▸ EXERCISE DATA:
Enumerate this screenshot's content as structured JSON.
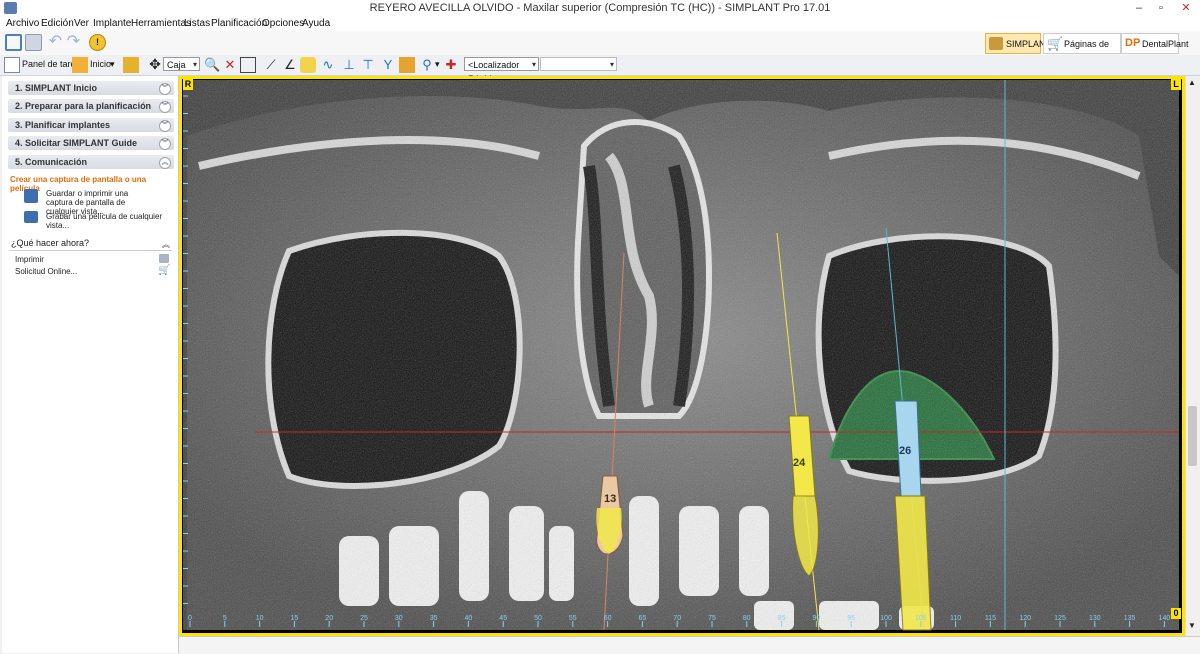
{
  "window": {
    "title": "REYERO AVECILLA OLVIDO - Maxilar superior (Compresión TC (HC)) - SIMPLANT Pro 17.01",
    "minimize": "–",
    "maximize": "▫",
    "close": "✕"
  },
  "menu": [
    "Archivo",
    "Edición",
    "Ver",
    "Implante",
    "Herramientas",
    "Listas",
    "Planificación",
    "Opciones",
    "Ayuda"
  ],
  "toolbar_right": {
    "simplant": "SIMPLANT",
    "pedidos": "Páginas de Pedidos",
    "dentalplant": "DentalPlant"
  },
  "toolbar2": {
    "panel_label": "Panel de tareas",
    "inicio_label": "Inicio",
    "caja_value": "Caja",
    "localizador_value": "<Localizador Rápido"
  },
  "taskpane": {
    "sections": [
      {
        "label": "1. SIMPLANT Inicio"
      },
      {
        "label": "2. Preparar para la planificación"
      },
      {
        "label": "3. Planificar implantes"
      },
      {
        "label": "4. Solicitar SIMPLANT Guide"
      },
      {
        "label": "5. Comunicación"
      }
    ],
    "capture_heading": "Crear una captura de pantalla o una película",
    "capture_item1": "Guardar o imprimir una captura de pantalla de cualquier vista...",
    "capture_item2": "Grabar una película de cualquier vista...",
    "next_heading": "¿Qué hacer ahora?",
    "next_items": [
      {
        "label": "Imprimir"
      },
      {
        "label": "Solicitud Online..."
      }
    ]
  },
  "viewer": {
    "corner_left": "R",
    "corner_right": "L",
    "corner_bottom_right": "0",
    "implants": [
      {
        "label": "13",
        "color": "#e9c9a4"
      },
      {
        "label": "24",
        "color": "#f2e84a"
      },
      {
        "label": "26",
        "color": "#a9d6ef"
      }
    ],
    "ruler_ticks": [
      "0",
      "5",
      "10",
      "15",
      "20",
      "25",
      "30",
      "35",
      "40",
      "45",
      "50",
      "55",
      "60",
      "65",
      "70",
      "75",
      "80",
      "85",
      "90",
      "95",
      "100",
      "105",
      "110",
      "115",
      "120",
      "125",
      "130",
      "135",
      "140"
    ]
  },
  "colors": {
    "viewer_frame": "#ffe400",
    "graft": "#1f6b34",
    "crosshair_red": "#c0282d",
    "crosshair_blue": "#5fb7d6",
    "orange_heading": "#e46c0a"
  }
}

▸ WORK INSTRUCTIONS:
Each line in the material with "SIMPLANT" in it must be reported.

▸ EXERCISE OUTPUT:
    "title": "REYERO AVECILLA OLVIDO - Maxilar superior (Compresión TC (HC)) - SIMPLANT Pro 17.01",
    "simplant": "SIMPLANT",
        "label": "1. SIMPLANT Inicio"
        "label": "4. Solicitar SIMPLANT Guide"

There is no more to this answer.